Jim Cockey, Harry Bowron, and Damon ?, first climbed the regular route in the summer of 1963. Jim was 16 at the time and Harry was a little younger. They had both attended a course with Paul Petzold at NOLS and came home to Idaho ready to use some of their new skills. Their rack consisted of a few lost arrow pitons, eiger carabiners, and 100' of nylon goldline rope. They made good progress until they reached the horizontal quartsite ledge at the top of the third crack (aka the lunch ledge). At that point they stalled for some time because of the lack of a crack for their pitons. Finally Harry took a long leadout up to the under clinging crack- most of the rope length, before finding a suitable place for pro. This was a big day for our family. My mom, little sister and I watched all day from the road. Very worried and very proud. My brother was a 'real' rock climber ( I was 8 at the time). I too climbed it when I turned 16. For many years slick rock was a right of passage for many young locals in the McCall area. My brother's equipment accompanied many a first timer up the face as he had given it over to our good friend Bill Whitman. Bill took it upon himself to initiate many a begginer to his favorite piece of rock, myself included.

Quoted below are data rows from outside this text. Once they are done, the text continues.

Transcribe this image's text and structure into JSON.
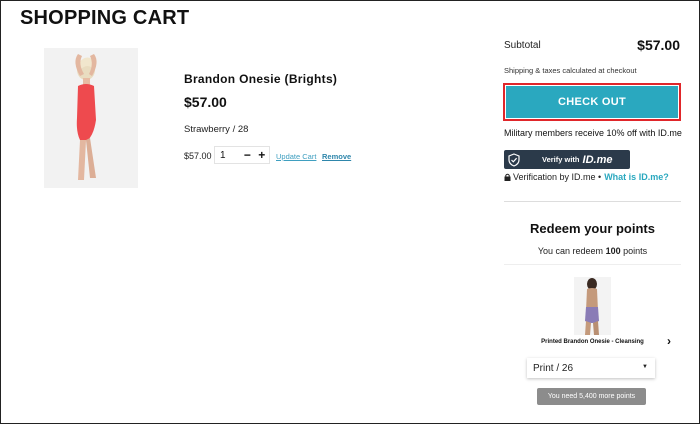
{
  "header": {
    "title": "SHOPPING CART"
  },
  "cart": {
    "item": {
      "name": "Brandon Onesie (Brights)",
      "price": "$57.00",
      "variant": "Strawberry / 28",
      "line_price": "$57.00",
      "quantity": "1",
      "decrement": "−",
      "increment": "+",
      "update_label": "Update Cart",
      "remove_label": "Remove"
    }
  },
  "summary": {
    "subtotal_label": "Subtotal",
    "subtotal_value": "$57.00",
    "shipping_note": "Shipping & taxes calculated at checkout",
    "checkout_label": "CHECK OUT",
    "military_text": "Military members receive 10% off with ID.me",
    "idme_button_label": "Verify with",
    "idme_brand": "ID.me",
    "verification_text": "Verification by ID.me •",
    "what_is_link": "What is ID.me?"
  },
  "rewards": {
    "title": "Redeem your points",
    "subtitle_prefix": "You can redeem",
    "points": "100",
    "subtitle_suffix": "points",
    "item_name": "Printed Brandon Onesie - Cleansing",
    "selected_variant": "Print / 26",
    "need_points": "You need 5,400 more points",
    "next_arrow": "›"
  },
  "colors": {
    "accent": "#2aa8bf",
    "highlight_border": "#e0262a",
    "idme_bg": "#2b3a4a",
    "swimsuit": "#ee4a4e",
    "disabled_button": "#8c8c8c"
  }
}
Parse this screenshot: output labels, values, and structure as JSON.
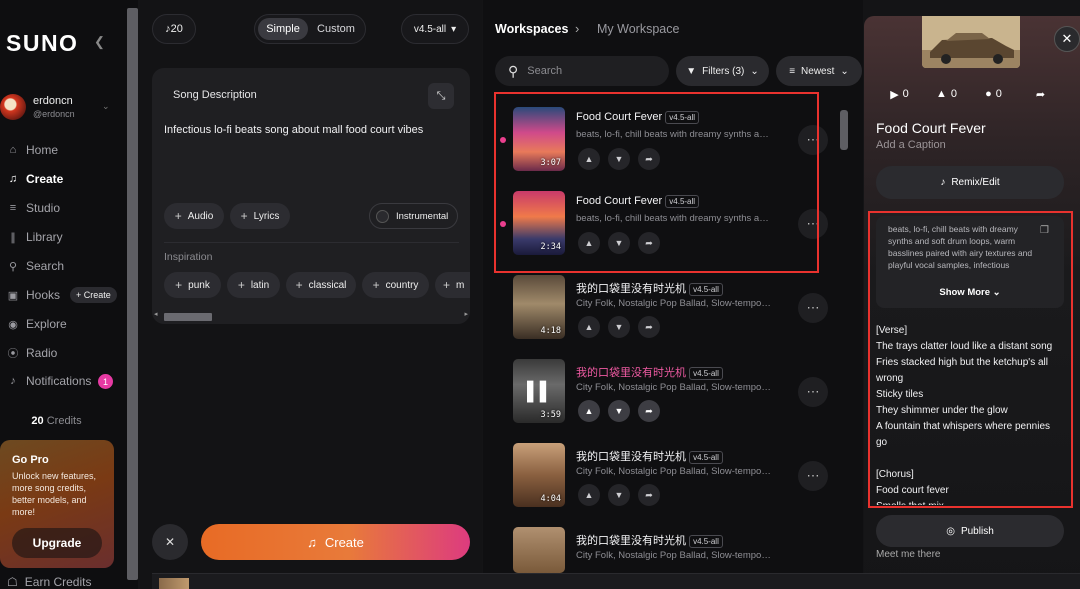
{
  "sidebar": {
    "logo": "SUNO",
    "user": {
      "name": "erdoncn",
      "handle": "@erdoncn"
    },
    "nav": [
      {
        "label": "Home",
        "icon": "home-icon",
        "active": false
      },
      {
        "label": "Create",
        "icon": "music-note-icon",
        "active": true
      },
      {
        "label": "Studio",
        "icon": "sliders-icon",
        "active": false
      },
      {
        "label": "Library",
        "icon": "library-icon",
        "active": false
      },
      {
        "label": "Search",
        "icon": "search-icon",
        "active": false
      },
      {
        "label": "Hooks",
        "icon": "hooks-icon",
        "active": false
      },
      {
        "label": "Explore",
        "icon": "compass-icon",
        "active": false
      },
      {
        "label": "Radio",
        "icon": "radio-icon",
        "active": false
      },
      {
        "label": "Notifications",
        "icon": "bell-icon",
        "active": false
      }
    ],
    "hooks_create": "+ Create",
    "notifications_count": "1",
    "credits_amount": "20",
    "credits_label": "Credits",
    "gopro": {
      "title": "Go Pro",
      "description": "Unlock new features, more song credits, better models, and more!",
      "button": "Upgrade"
    },
    "earn_credits": "Earn Credits"
  },
  "create": {
    "credits": "20",
    "mode_simple": "Simple",
    "mode_custom": "Custom",
    "version": "v4.5-all",
    "song_description_label": "Song Description",
    "song_description": "Infectious lo-fi beats song about mall food court vibes",
    "chips": [
      "Audio",
      "Lyrics"
    ],
    "instrumental": "Instrumental",
    "inspiration_label": "Inspiration",
    "inspiration": [
      "punk",
      "latin",
      "classical",
      "country",
      "m"
    ],
    "create_button": "Create"
  },
  "workspace": {
    "breadcrumb": [
      "Workspaces",
      "My Workspace"
    ],
    "search_placeholder": "Search",
    "filters": "Filters (3)",
    "sort": "Newest",
    "songs": [
      {
        "title": "Food Court Fever",
        "version": "v4.5-all",
        "tags": "beats, lo-fi, chill beats with dreamy synths and sof...",
        "duration": "3:07",
        "new": true,
        "playing": false
      },
      {
        "title": "Food Court Fever",
        "version": "v4.5-all",
        "tags": "beats, lo-fi, chill beats with dreamy synths and sof...",
        "duration": "2:34",
        "new": true,
        "playing": false
      },
      {
        "title": "我的口袋里没有时光机",
        "version": "v4.5-all",
        "tags": "City Folk, Nostalgic Pop Ballad, Slow-tempo, abo...",
        "duration": "4:18",
        "new": false,
        "playing": false
      },
      {
        "title": "我的口袋里没有时光机",
        "version": "v4.5-all",
        "tags": "City Folk, Nostalgic Pop Ballad, Slow-tempo, abo...",
        "duration": "3:59",
        "new": false,
        "playing": true
      },
      {
        "title": "我的口袋里没有时光机",
        "version": "v4.5-all",
        "tags": "City Folk, Nostalgic Pop Ballad, Slow-tempo, abo...",
        "duration": "4:04",
        "new": false,
        "playing": false
      },
      {
        "title": "我的口袋里没有时光机",
        "version": "v4.5-all",
        "tags": "City Folk, Nostalgic Pop Ballad, Slow-tempo, abo...",
        "duration": "",
        "new": false,
        "playing": false
      }
    ]
  },
  "detail": {
    "plays": "0",
    "likes": "0",
    "comments": "0",
    "title": "Food Court Fever",
    "caption_placeholder": "Add a Caption",
    "remix": "Remix/Edit",
    "style": "beats, lo-fi, chill beats with dreamy synths and soft drum loops, warm basslines paired with airy textures and playful vocal samples, infectious",
    "show_more": "Show More",
    "lyrics": "[Verse]\nThe trays clatter loud like a distant song\nFries stacked high but the ketchup's all wrong\nSticky tiles\nThey shimmer under the glow\nA fountain that whispers where pennies go\n\n[Chorus]\nFood court fever\nSmells that mix",
    "publish": "Publish",
    "meet": "Meet me there"
  },
  "colors": {
    "accent_pink": "#ea3f8e",
    "create_gradient_start": "#e86b25",
    "create_gradient_end": "#dd3b7f",
    "annotation_red": "#e9322e"
  }
}
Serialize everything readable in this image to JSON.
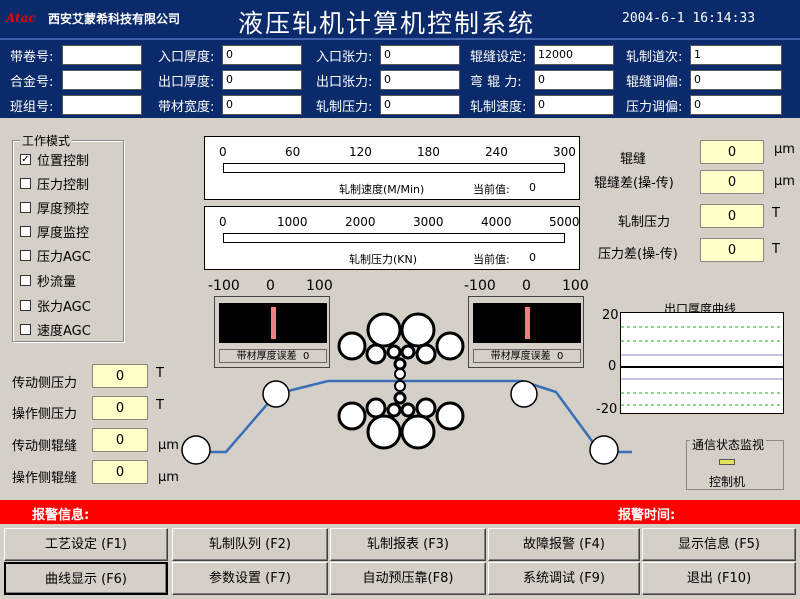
{
  "header": {
    "logo": "Atac",
    "company": "西安艾蒙希科技有限公司",
    "title": "液压轧机计算机控制系统",
    "datetime": "2004-6-1  16:14:33"
  },
  "params": {
    "col1": [
      {
        "label": "带卷号:",
        "value": ""
      },
      {
        "label": "合金号:",
        "value": ""
      },
      {
        "label": "班组号:",
        "value": ""
      }
    ],
    "col2": [
      {
        "label": "入口厚度:",
        "value": "0"
      },
      {
        "label": "出口厚度:",
        "value": "0"
      },
      {
        "label": "带材宽度:",
        "value": "0"
      }
    ],
    "col3": [
      {
        "label": "入口张力:",
        "value": "0"
      },
      {
        "label": "出口张力:",
        "value": "0"
      },
      {
        "label": "轧制压力:",
        "value": "0"
      }
    ],
    "col4": [
      {
        "label": "辊缝设定:",
        "value": "12000"
      },
      {
        "label": "弯 辊 力:",
        "value": "0"
      },
      {
        "label": "轧制速度:",
        "value": "0"
      }
    ],
    "col5": [
      {
        "label": "轧制道次:",
        "value": "1"
      },
      {
        "label": "辊缝调偏:",
        "value": "0"
      },
      {
        "label": "压力调偏:",
        "value": "0"
      }
    ]
  },
  "workmode": {
    "title": "工作模式",
    "items": [
      {
        "label": "位置控制",
        "checked": true
      },
      {
        "label": "压力控制",
        "checked": false
      },
      {
        "label": "厚度预控",
        "checked": false
      },
      {
        "label": "厚度监控",
        "checked": false
      },
      {
        "label": "压力AGC",
        "checked": false
      },
      {
        "label": "秒流量",
        "checked": false
      },
      {
        "label": "张力AGC",
        "checked": false
      },
      {
        "label": "速度AGC",
        "checked": false
      }
    ]
  },
  "speed_gauge": {
    "ticks": [
      "0",
      "60",
      "120",
      "180",
      "240",
      "300"
    ],
    "caption": "轧制速度(M/Min)",
    "current_label": "当前值:",
    "current_value": "0"
  },
  "force_gauge": {
    "ticks": [
      "0",
      "1000",
      "2000",
      "3000",
      "4000",
      "5000"
    ],
    "caption": "轧制压力(KN)",
    "current_label": "当前值:",
    "current_value": "0"
  },
  "right_readouts": [
    {
      "label": "辊缝",
      "value": "0",
      "unit": "μm"
    },
    {
      "label": "辊缝差(操-传)",
      "value": "0",
      "unit": "μm"
    },
    {
      "label": "轧制压力",
      "value": "0",
      "unit": "T"
    },
    {
      "label": "压力差(操-传)",
      "value": "0",
      "unit": "T"
    }
  ],
  "left_readouts": [
    {
      "label": "传动侧压力",
      "value": "0",
      "unit": "T"
    },
    {
      "label": "操作侧压力",
      "value": "0",
      "unit": "T"
    },
    {
      "label": "传动侧辊缝",
      "value": "0",
      "unit": "μm"
    },
    {
      "label": "操作侧辊缝",
      "value": "0",
      "unit": "μm"
    }
  ],
  "meters": {
    "ticks": [
      "-100",
      "0",
      "100"
    ],
    "left": {
      "label": "带材厚度误差",
      "value": "0"
    },
    "right": {
      "label": "带材厚度误差",
      "value": "0"
    }
  },
  "curve": {
    "title": "出口厚度曲线",
    "ticks": [
      "20",
      "0",
      "-20"
    ]
  },
  "comm": {
    "title": "通信状态监视",
    "label": "控制机"
  },
  "alarm": {
    "info_label": "报警信息:",
    "time_label": "报警时间:"
  },
  "buttons": [
    {
      "label": "工艺设定 (F1)"
    },
    {
      "label": "轧制队列 (F2)"
    },
    {
      "label": "轧制报表 (F3)"
    },
    {
      "label": "故障报警 (F4)"
    },
    {
      "label": "显示信息 (F5)"
    },
    {
      "label": "曲线显示 (F6)"
    },
    {
      "label": "参数设置 (F7)"
    },
    {
      "label": "自动预压靠(F8)"
    },
    {
      "label": "系统调试 (F9)"
    },
    {
      "label": "退出 (F10)"
    }
  ],
  "colors": {
    "header_bg": "#0a2a6b",
    "alarm_bg": "#ff0000",
    "readout_bg": "#ffffc8",
    "strip": "#3a6fb8"
  }
}
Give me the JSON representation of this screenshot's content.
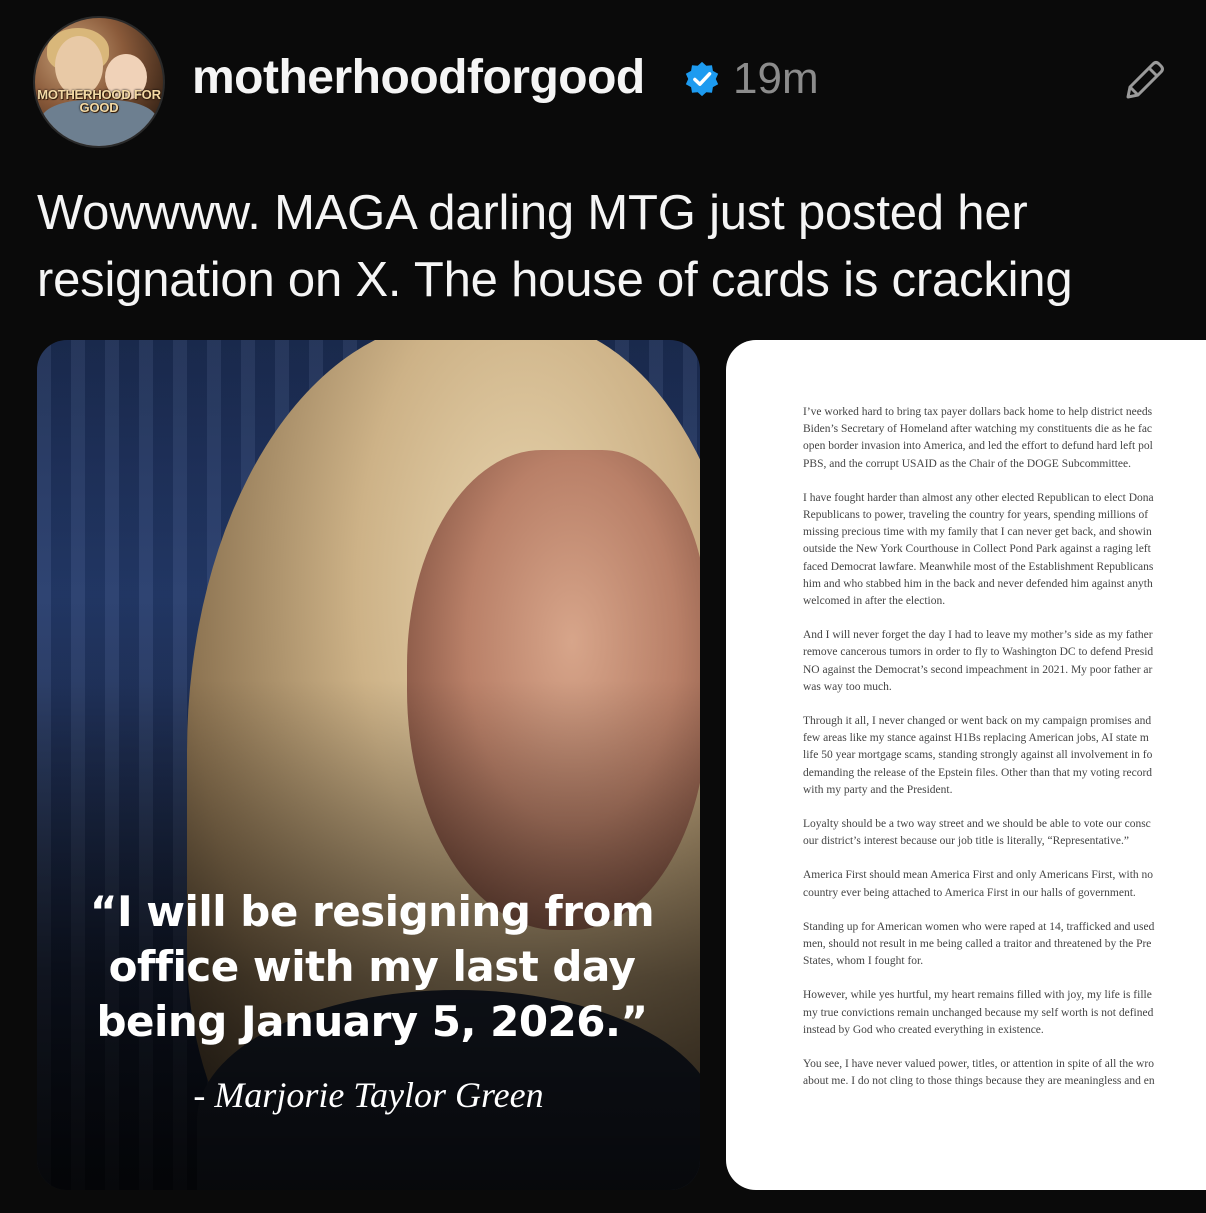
{
  "post": {
    "avatar_text": "MOTHERHOOD FOR GOOD",
    "username": "motherhoodforgood",
    "time": "19m",
    "caption": "Wowwww. MAGA darling MTG just posted her resignation on X. The house of cards is cracking"
  },
  "image_quote": {
    "quote": "“I will be resigning from office with my last day being January 5, 2026.”",
    "attribution": "- Marjorie Taylor Green"
  },
  "letter": {
    "paragraphs": [
      [
        "I’ve worked hard to bring tax payer dollars back home to help district needs",
        "Biden’s Secretary of Homeland after watching my constituents die as he fac",
        "open border invasion into America, and led the effort to defund hard left pol",
        "PBS, and the corrupt USAID as the Chair of the DOGE Subcommittee."
      ],
      [
        "I have fought harder than almost any other elected Republican to elect Dona",
        "Republicans to power, traveling the country for years, spending millions of",
        "missing precious time with my family that I can never get back, and showin",
        "outside the New York Courthouse in Collect Pond Park against a raging left",
        "faced Democrat lawfare. Meanwhile most of the Establishment Republicans",
        "him and who stabbed him in the back and never defended him against anyth",
        "welcomed in after the election."
      ],
      [
        "And I will never forget the day I had to leave my mother’s side as my father",
        "remove cancerous tumors in order to fly to Washington DC to defend Presid",
        "NO against the Democrat’s second impeachment in 2021. My poor father ar",
        "was way too much."
      ],
      [
        "Through it all, I never changed or went back on my campaign promises and",
        "few areas like my stance against H1Bs replacing American jobs, AI state m",
        "life 50 year mortgage scams, standing strongly against all involvement in fo",
        "demanding the release of the Epstein files. Other than that my voting record",
        "with my party and the President."
      ],
      [
        "Loyalty should be a two way street and we should be able to vote our consc",
        "our district’s interest because our job title is literally, “Representative.”"
      ],
      [
        "America First should mean America First and only Americans First, with no",
        "country ever being attached to America First in our halls of government."
      ],
      [
        "Standing up for American women who were raped at 14, trafficked and used",
        "men, should not result in me being called a traitor and threatened by the Pre",
        "States, whom I fought for."
      ],
      [
        "However, while yes hurtful, my heart remains filled with joy, my life is fille",
        "my true convictions remain unchanged because my self worth is not defined",
        "instead by God who created everything in existence."
      ],
      [
        "You see, I have never valued power, titles, or attention in spite of all the wro",
        "about me. I do not cling to those things because they are meaningless and en"
      ]
    ]
  },
  "colors": {
    "background": "#0a0a0a",
    "verified_blue": "#1d9bf0",
    "muted_gray": "#8c8c8c"
  },
  "icons": [
    "verified-badge-icon",
    "edit-pencil-icon"
  ]
}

Sharon - Sep 25, 2007 4:20 pm - Hasn't voted


..for the interesting info & helping to preserve Slick Rock's history.

Viewing: 1-4 of 4



Children refers to the set of objects that logically fall under a given object. For example, the Aconcagua mountain page is a child of the 'Aconcagua Group' and the 'Seven Summits.' The Aconcagua mountain itself has many routes, photos, and trip reports as children.